━━━━━ DATA FOR REVIEW
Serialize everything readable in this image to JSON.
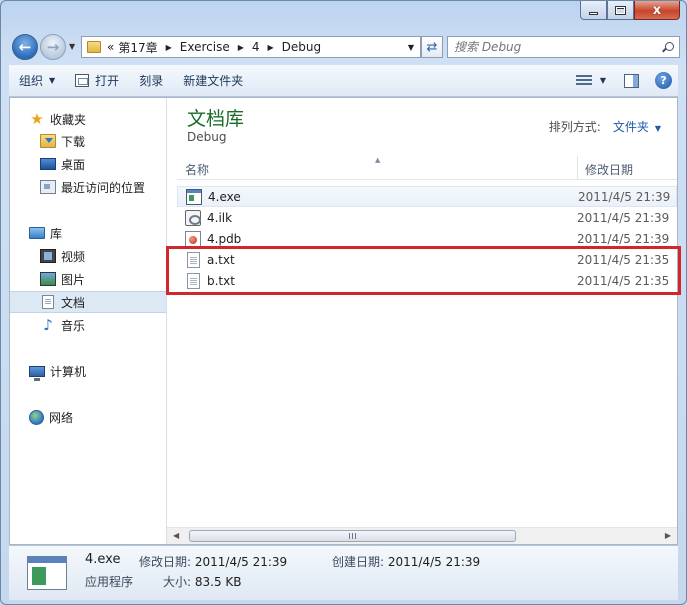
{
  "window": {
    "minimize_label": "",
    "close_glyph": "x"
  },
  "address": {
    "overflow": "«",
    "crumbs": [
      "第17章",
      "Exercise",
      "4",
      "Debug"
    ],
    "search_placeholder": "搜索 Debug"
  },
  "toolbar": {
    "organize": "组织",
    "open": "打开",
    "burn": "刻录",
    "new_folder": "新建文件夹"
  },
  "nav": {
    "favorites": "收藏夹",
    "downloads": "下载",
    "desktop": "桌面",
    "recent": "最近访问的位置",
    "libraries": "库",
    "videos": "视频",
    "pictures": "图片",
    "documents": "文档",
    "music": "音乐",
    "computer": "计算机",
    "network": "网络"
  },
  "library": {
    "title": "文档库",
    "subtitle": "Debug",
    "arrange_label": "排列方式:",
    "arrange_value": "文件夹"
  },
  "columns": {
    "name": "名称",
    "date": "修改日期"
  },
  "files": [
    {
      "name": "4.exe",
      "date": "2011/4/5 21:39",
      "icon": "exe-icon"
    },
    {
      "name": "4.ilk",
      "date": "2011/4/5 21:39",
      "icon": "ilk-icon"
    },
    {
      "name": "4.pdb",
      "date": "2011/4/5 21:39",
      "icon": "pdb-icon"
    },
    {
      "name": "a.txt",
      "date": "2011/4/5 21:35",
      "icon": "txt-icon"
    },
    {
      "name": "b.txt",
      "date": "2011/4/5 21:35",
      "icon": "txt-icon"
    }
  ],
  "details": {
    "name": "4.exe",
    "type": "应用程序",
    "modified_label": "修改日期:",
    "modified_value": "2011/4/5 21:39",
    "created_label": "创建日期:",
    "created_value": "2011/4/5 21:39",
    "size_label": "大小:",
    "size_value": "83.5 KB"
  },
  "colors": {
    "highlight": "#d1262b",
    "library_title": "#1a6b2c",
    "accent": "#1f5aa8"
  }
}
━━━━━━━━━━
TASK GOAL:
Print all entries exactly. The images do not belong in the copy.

ANSWER:
Serialize everything readable in this image to JSON.
{
  "window": {
    "minimize_label": "",
    "close_glyph": "x"
  },
  "address": {
    "overflow": "«",
    "crumbs": [
      "第17章",
      "Exercise",
      "4",
      "Debug"
    ],
    "search_placeholder": "搜索 Debug"
  },
  "toolbar": {
    "organize": "组织",
    "open": "打开",
    "burn": "刻录",
    "new_folder": "新建文件夹"
  },
  "nav": {
    "favorites": "收藏夹",
    "downloads": "下载",
    "desktop": "桌面",
    "recent": "最近访问的位置",
    "libraries": "库",
    "videos": "视频",
    "pictures": "图片",
    "documents": "文档",
    "music": "音乐",
    "computer": "计算机",
    "network": "网络"
  },
  "library": {
    "title": "文档库",
    "subtitle": "Debug",
    "arrange_label": "排列方式:",
    "arrange_value": "文件夹"
  },
  "columns": {
    "name": "名称",
    "date": "修改日期"
  },
  "files": [
    {
      "name": "4.exe",
      "date": "2011/4/5 21:39",
      "icon": "exe-icon"
    },
    {
      "name": "4.ilk",
      "date": "2011/4/5 21:39",
      "icon": "ilk-icon"
    },
    {
      "name": "4.pdb",
      "date": "2011/4/5 21:39",
      "icon": "pdb-icon"
    },
    {
      "name": "a.txt",
      "date": "2011/4/5 21:35",
      "icon": "txt-icon"
    },
    {
      "name": "b.txt",
      "date": "2011/4/5 21:35",
      "icon": "txt-icon"
    }
  ],
  "details": {
    "name": "4.exe",
    "type": "应用程序",
    "modified_label": "修改日期:",
    "modified_value": "2011/4/5 21:39",
    "created_label": "创建日期:",
    "created_value": "2011/4/5 21:39",
    "size_label": "大小:",
    "size_value": "83.5 KB"
  },
  "colors": {
    "highlight": "#d1262b",
    "library_title": "#1a6b2c",
    "accent": "#1f5aa8"
  }
}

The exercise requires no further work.